|Charles Walter Simpson||A biography has recently been written by member of the Society John Branfield, entitled "Charles Simpson, Painter of Animals and Birds, Coastline and Moorland". See further notes.|
|Ruth Simpson||Ruth Simpson, landscape and figure painter, assisted her husband Charles in running the St Ives painting school in the 1920s.|
|Heather Sutcliff||(wife of Charles Thompson - see that entry for more details)|
|Albert Chevallier Tayler||Tayler painted in Newlyn between 1884 and 1895. Born in Essex he went to the Salde to study after gaining a rare scholarship and then went on to Laurens atelier in Paris for two years, coming to Newlyn in 1884.|
|Dylan Thomas||(The well known poet visited Lamorna Valley for a brief while)|
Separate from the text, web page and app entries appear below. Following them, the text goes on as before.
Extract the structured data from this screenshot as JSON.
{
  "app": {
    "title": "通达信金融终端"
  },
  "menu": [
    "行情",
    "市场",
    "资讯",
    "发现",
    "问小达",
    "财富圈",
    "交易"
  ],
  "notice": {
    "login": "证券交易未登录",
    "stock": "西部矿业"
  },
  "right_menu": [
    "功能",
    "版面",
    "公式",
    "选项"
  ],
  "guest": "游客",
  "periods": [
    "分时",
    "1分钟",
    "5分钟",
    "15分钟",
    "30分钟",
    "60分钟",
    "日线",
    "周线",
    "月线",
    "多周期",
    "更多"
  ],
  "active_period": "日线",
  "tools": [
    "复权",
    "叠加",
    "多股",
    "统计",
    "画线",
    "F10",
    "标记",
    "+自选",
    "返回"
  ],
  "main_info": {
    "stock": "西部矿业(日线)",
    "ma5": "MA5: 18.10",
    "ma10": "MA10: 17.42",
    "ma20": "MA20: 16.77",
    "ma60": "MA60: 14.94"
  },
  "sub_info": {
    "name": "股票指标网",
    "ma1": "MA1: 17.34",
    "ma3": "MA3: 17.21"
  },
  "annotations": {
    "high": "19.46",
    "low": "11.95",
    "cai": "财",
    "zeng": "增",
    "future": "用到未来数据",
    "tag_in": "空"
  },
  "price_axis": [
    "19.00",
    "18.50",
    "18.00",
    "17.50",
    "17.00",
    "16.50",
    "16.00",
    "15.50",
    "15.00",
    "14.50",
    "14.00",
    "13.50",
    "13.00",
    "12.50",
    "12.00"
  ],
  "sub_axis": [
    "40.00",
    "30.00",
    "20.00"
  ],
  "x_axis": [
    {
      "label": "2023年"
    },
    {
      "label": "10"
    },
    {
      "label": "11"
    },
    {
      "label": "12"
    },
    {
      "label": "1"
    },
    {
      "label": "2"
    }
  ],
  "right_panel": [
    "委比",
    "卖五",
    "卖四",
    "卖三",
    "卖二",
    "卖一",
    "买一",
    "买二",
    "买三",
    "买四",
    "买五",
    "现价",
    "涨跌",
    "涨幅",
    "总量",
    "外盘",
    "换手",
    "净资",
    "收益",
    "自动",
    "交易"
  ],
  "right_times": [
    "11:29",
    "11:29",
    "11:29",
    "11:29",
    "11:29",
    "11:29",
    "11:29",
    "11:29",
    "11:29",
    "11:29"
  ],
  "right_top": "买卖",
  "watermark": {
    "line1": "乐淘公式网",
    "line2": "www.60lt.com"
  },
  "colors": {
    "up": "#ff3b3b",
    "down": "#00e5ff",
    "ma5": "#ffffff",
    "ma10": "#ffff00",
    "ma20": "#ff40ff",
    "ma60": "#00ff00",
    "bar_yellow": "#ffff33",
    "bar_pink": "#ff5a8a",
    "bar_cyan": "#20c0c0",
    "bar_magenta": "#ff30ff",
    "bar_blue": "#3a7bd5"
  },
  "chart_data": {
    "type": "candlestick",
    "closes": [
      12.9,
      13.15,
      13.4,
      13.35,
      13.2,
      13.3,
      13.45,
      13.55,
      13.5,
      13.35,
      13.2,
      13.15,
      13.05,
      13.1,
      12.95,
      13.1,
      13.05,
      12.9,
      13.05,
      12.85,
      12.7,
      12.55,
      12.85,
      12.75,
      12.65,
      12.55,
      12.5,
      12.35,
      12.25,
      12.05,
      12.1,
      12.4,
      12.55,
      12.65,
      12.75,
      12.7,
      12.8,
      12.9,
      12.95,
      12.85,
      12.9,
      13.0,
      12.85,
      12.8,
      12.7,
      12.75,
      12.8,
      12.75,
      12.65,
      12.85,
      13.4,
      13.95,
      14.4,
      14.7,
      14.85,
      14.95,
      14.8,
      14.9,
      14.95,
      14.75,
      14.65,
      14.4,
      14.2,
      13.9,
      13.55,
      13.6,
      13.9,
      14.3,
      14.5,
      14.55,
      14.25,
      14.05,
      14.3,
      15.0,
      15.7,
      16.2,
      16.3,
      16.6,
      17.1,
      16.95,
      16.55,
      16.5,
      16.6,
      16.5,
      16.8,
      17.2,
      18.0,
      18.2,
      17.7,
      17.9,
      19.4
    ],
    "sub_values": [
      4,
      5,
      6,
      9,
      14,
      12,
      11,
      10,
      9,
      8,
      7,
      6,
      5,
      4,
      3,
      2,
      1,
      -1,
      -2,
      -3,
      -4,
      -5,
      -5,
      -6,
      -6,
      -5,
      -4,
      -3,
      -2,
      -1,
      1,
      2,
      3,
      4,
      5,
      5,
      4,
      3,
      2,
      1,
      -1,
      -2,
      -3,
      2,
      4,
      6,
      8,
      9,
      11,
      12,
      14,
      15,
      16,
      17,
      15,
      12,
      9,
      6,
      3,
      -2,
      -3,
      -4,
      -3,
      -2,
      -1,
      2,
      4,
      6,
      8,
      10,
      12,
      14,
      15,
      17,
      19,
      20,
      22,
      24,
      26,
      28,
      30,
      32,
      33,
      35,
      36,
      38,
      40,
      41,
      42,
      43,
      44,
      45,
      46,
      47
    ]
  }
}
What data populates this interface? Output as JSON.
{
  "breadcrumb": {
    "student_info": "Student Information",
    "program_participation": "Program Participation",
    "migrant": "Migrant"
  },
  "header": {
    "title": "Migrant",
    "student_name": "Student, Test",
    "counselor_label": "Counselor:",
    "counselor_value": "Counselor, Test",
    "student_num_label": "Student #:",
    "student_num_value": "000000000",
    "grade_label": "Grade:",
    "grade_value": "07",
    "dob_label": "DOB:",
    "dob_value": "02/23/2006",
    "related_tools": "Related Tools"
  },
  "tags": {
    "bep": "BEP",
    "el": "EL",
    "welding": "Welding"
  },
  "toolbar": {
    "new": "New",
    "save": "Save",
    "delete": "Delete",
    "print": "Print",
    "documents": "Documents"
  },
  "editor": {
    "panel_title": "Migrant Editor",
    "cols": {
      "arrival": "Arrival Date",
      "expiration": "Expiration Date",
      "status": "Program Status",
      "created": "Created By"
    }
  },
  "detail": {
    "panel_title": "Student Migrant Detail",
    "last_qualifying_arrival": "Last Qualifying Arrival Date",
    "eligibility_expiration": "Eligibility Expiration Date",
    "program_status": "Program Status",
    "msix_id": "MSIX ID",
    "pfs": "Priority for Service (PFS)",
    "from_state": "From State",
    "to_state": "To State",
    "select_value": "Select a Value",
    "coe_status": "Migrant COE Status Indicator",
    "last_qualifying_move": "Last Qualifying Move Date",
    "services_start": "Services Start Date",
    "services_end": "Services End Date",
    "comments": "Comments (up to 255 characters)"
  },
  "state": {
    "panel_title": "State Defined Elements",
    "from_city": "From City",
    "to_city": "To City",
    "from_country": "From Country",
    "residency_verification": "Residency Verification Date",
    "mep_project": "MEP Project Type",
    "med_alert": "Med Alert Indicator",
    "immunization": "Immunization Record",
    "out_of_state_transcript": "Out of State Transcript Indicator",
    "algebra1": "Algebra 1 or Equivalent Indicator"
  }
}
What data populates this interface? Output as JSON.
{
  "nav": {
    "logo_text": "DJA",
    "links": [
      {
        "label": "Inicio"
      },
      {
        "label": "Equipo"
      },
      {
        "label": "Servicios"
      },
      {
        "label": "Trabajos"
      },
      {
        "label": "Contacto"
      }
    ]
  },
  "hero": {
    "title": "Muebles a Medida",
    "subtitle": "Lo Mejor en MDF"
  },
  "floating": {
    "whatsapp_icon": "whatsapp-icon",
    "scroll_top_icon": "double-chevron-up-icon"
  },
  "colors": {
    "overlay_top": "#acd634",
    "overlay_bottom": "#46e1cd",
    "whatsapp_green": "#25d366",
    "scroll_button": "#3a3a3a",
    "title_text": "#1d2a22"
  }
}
|Charles H Thompson||Charles H Thomson and his wife Heather Sutcliff settled at Oakhill Cottage, Lamorna, in 1903. Both artists had studied at Herkomer's in Bushey and both had already exhibited at the R.A.. Portraits, Lamorna landscape and genre painting were interrupted in 1905 when Thompson was appointed first curator of the G F Watts Gallery at Compton, Surrey, where they presided over the community for ten years. The far South West drew them back to Penberth in 1915. Buried at Sennen.|
|Ralph Todd||Ralph Todd studied in Belgium, Holland and Paris and met Forbes in Brittany in 1882. In 1883 he moved to Newlyn but by the early 1890s he had moved to St. Keverne and later to Helston. He also painted under the name of Rupert Meneage (presumably this was while he was living in Helston as it has a street named Meneage). He primarily worked in watercolours and his best known oil is "Primrose Day", 1885.|
|Henry Scott Tuke||Originally using portraiture as a way of having a steady income, Henry Scott Tuke started to extend his work to other subjects whilst in Newlyn, placing the figure in different settings such as outdoors on boats, by the beach, in the sea or in cottage or boat interiors. His first painting of boys in boats, which was to become his motif, was completed in Newlyn in 1884. A book has been written entitled "Henry Scott Tuke" by Maria Tuke Sainsbury, and also - "Under Canvas, Henry Scott Tuke" by David Wainwright and Catherine Dinn.|
|John Tunnard||John Tunnard, landscape and marine painter, textile designer, was active from the 1950s. He had a studio in the valley, and lived at Trethinnick.|
|Annie Walke||The artist wife of the Reverend Bernard Walke, Annie Walke was born in London and studied at Chelsea School of Art and at the London School of Art. She first came to Cornwall with her husband when he was curate in Polruan.|
|Richard Copeland (Seal) Weatherby||
Member of the Society David Bradfield has been researching the life and work of this artist, and has recently brought a book entitled "In Field and Stable, The Life and Work of Richard 'Seal' Weatherby". See further notes.
|Garnet Wolseley||Garnet Ruskin Wolseley, landscape, figure, portrait painter, was active to the First World War, and was in the valley in 1911.|
|Phyllis (Pog) Yglesias||Phyllis (Pog) Yglesias, wood carver, toy maker, was active from 1912. She was the sister of Dorothy Yglesias and daughter of painter Vincent Philip Yglesias.|